The first impulse is to compare to the original. Quick reply – nowhere there.
A Varma film is now like a dish that became an instant favorite when you first tasted it in a new restaurant. You ranted and raved then, and couldn’t get enough. You aren’t likely to do the same on your 20th visit, even if the dish still tastes the same. Now you have taken that standard for granted, and while you still like it, and you look forward to it as long as it is at a certain frequency, it will never be like the unexpected burst the first time.
So Shiva 2006 is basically the millionth gangster film from Varma’s stable. It razes through the checklist – a powerful mafia manned by a chillingly terse boss and surly, unkempt goons who look more authentic than the real thing, ruthlessly brutal bash-ups and no-nonsense shoot-outs, laconic expression, piercing background music and almost smutty skin-show. While the original Shiva
was a burst of creativity, 2006 is a, well, factory product.
Perhaps not even fully so. The dialogues are in general not as slick and impactful as in most Varma films. There is a sense of déjà vu, with James
and Ab Tak Chappan
too recent in memory. There is no one killer tune. And there are no stars who can draw in the crowds by themselves.
And a belt does not compare to a cycle chain.

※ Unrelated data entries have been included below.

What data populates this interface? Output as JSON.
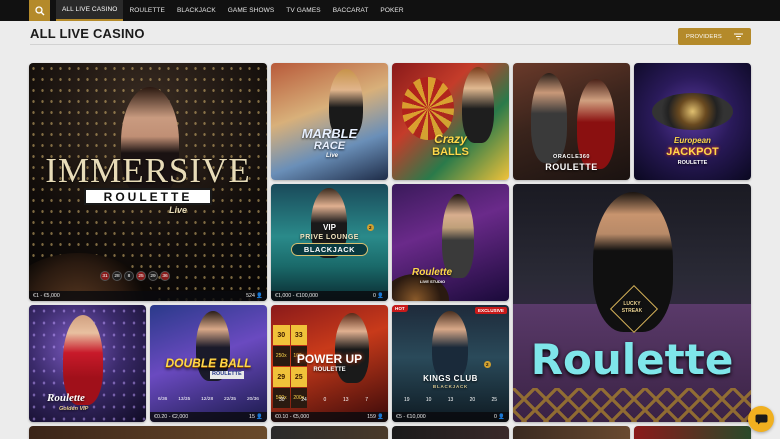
{
  "nav": {
    "items": [
      "ALL LIVE CASINO",
      "ROULETTE",
      "BLACKJACK",
      "GAME SHOWS",
      "TV GAMES",
      "BACCARAT",
      "POKER"
    ]
  },
  "page": {
    "title": "ALL LIVE CASINO",
    "providers_label": "PROVIDERS"
  },
  "colors": {
    "accent": "#b48a2a",
    "topbar": "#111111",
    "background": "#ececec"
  },
  "games": {
    "immersive": {
      "brand_line1": "IMMERSIVE",
      "brand_line2": "ROULETTE",
      "brand_line3": "Live",
      "numbers": [
        "31",
        "28",
        "8",
        "25",
        "29",
        "36"
      ],
      "limits": "€1 - €5,000",
      "players": "524"
    },
    "marble": {
      "brand_line1": "MARBLE",
      "brand_line2": "RACE",
      "brand_line3": "Live"
    },
    "crazy": {
      "brand_line1": "Crazy",
      "brand_line2": "BALLS"
    },
    "oracle": {
      "brand_line1": "ORACLE360",
      "brand_line2": "ROULETTE"
    },
    "jackpot": {
      "brand_line1": "European",
      "brand_line2": "JACKPOT",
      "brand_line3": "ROULETTE"
    },
    "vip": {
      "brand_line1": "VIP",
      "brand_line2": "PRIVE LOUNGE",
      "brand_line3": "BLACKJACK",
      "badge": "2",
      "limits": "€1,000 - €100,000",
      "players": "0"
    },
    "roulette_live": {
      "brand_line1": "Roulette",
      "brand_line2": "LIVE STUDIO"
    },
    "lucky": {
      "badge_line1": "LUCKY",
      "badge_line2": "STREAK",
      "brand": "Roulette"
    },
    "goldvip": {
      "brand_line1": "Roulette",
      "brand_line2": "Golden VIP"
    },
    "double": {
      "brand_line1": "DOUBLE BALL",
      "brand_line2": "ROULETTE",
      "results": [
        "6/36",
        "13/35",
        "12/28",
        "22/35",
        "20/36"
      ],
      "limits": "€0.20 - €2,000",
      "players": "15"
    },
    "powerup": {
      "brand_line1": "POWER UP",
      "brand_line2": "ROULETTE",
      "side_numbers": [
        "30",
        "33",
        "29",
        "25"
      ],
      "multipliers": [
        "250x",
        "100x",
        "500x",
        "200x"
      ],
      "results": [
        "30",
        "24",
        "0",
        "13",
        "7"
      ],
      "limits": "€0.10 - €5,000",
      "players": "159"
    },
    "kings": {
      "hot": "HOT",
      "exclusive": "EXCLUSIVE",
      "badge": "2",
      "brand_line1": "KINGS CLUB",
      "brand_line2": "BLACKJACK",
      "results": [
        "19",
        "10",
        "13",
        "20",
        "25"
      ],
      "limits": "€5 - €10,000",
      "players": "0"
    }
  }
}
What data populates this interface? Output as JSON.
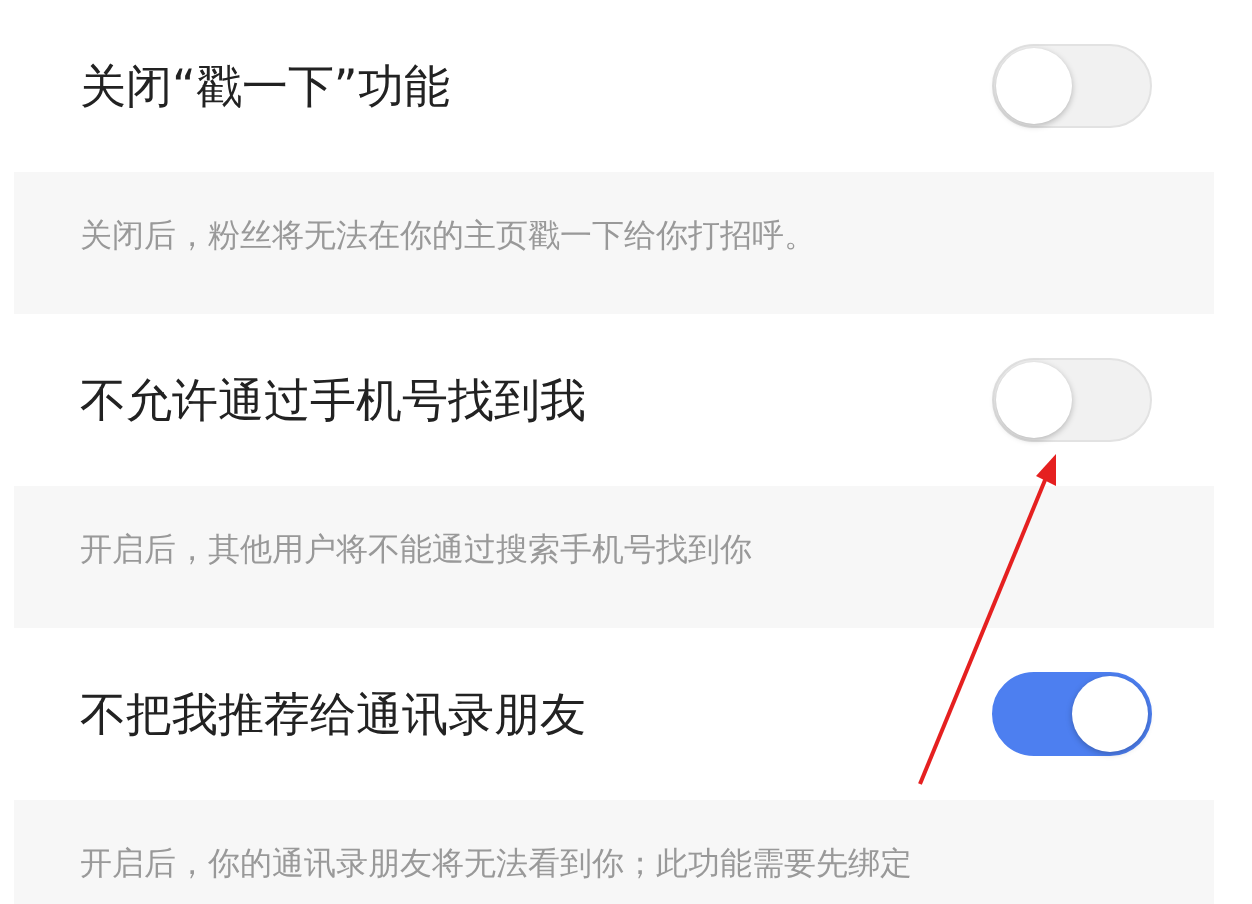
{
  "settings": [
    {
      "label": "关闭“戳一下”功能",
      "on": false,
      "description": "关闭后，粉丝将无法在你的主页戳一下给你打招呼。"
    },
    {
      "label": "不允许通过手机号找到我",
      "on": false,
      "description": "开启后，其他用户将不能通过搜索手机号找到你"
    },
    {
      "label": "不把我推荐给通讯录朋友",
      "on": true,
      "description": "开启后，你的通讯录朋友将无法看到你；此功能需要先绑定"
    }
  ]
}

Yes – since this one is touted as version 2 of the legendary Telugu original, it warrants a reality check. Shiva worked because it was set on a college campus, and revolved around students – the identification was immense, since each one of us has seen and experienced hooliganism and politics on campus, and there had been no authentic reflection on screen. On the contrary, there have been too many good films on corrupt cops.
Then, in something very Hyderabad-specific, Shiva was a Telugu film, and the characters, lingo and settings were all things you could recognize, identify with. Shiva 2006 is all Mumbai, so the appeal will be much more restricted.

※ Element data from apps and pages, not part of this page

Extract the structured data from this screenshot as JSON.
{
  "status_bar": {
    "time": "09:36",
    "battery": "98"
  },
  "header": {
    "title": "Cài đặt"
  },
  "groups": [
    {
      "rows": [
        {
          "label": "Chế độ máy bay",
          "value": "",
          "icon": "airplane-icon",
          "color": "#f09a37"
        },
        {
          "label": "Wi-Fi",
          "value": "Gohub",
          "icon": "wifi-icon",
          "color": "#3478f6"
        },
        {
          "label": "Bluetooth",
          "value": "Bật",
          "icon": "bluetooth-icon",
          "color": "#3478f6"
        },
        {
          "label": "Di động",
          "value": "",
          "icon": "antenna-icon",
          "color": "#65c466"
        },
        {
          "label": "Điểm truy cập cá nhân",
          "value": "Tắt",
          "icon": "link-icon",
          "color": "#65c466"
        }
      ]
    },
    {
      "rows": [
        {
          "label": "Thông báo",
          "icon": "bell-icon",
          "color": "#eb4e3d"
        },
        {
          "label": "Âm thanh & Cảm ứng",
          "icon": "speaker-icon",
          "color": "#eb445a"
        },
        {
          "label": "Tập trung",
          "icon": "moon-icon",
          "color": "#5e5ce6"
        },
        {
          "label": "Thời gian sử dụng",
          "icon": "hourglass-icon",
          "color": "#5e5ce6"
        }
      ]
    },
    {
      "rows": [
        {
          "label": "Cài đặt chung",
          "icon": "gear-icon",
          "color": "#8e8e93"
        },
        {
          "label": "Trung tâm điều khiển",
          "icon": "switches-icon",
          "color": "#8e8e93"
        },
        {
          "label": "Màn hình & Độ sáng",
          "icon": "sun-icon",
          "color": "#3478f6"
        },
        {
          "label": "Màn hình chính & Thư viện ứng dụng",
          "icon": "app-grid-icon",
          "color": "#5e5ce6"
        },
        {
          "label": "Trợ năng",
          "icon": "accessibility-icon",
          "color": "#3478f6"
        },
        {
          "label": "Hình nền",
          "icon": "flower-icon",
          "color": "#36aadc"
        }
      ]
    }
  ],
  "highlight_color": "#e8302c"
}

Shiva had its wow moment in the first fight in the college grounds. And that cycle-chain scene is unforgettable – that scene was perhaps half the reason for the film’s success, and combined with the café scene (where Nagarjuna pours coffee on the face of a gangster) and the railway track scene, made the entire film look brilliant. 2006 has no parallels. This one almost looks like Varma has lost his touch.
Finally, Shiva had a script – the slow rise of a student into a full-fledged don that the entire city idolizes. The Shiva of 2006 is just an SI, then resigns and becomes a faceless man. Whatever little he does to improve the city on his own is a quick collage of scenes lasting the final 15 minutes, looks a little too much like Ab Tak Chappan and other Varma film denouements, and is not as good.
Shiva Kumar (Mohit Ahluwalia) is an honest man who enters what can be a wrong profession for honest men – he becomes a police officer, an SI. He sees his own superiors hobnobbing with men of Bappu (Upendra Limaye), a gangster who’s become a politician, and has to turn a blind eye. He befriends a DNA reporter Sandhya (Nisha Kothari), and one day when some goons of Bappu get fresh with her, he takes them on.
Things are not the same again. Bappu launches war, but Shiva is too good by sheer physical power for all of them. And as the media makes him a hero, Bappu and Shiva’s superiors have to cool off. A sting by Sandhya exposes Bappu, and he has to go underground to escape arrest. He threatens to expose the home minister Sadanand (Dilip Prabhawalkar), who then tries himself to get Shiva eliminated. But, like we said, Shiva is simply too powerful physically.
One of the thoughts that you come up with is that there was no reason to remake the film. It’s public knowledge that Varma wanted to prove a point to the director of James about how James should have been made. He’s made the same mistakes that that guy did – James too relied too much on the physical prowess of one guy instead of on a script, and so does Shiva 2006. Like we said, the original Shiva showed the rise of an ordinary college student into a force. This one is about the various physical fights of a well-built man.
There are also some bits that seem to have gotten chopped off – what was Bappu’s mother doing in the film, and what was it that Sandhya did that forced Bappu to go underground?
The movie does have some Varma-trademark innovative bits – like the shadow scenes when Shiva rescues Sandhya from goons – but the facts that it is not a Telugu film, and that it is over-hyped, work against it. Mohit Ahlawat needs to do little apart from maintaining a single look, and it’s Nisha who actually has some scope for performance. All other performances are decent.
This one is still worth a watch if you are a Varma fan. Like we said, it’s another serving of the standard dish.Also read: Shiva, James, Ab Tak Chappan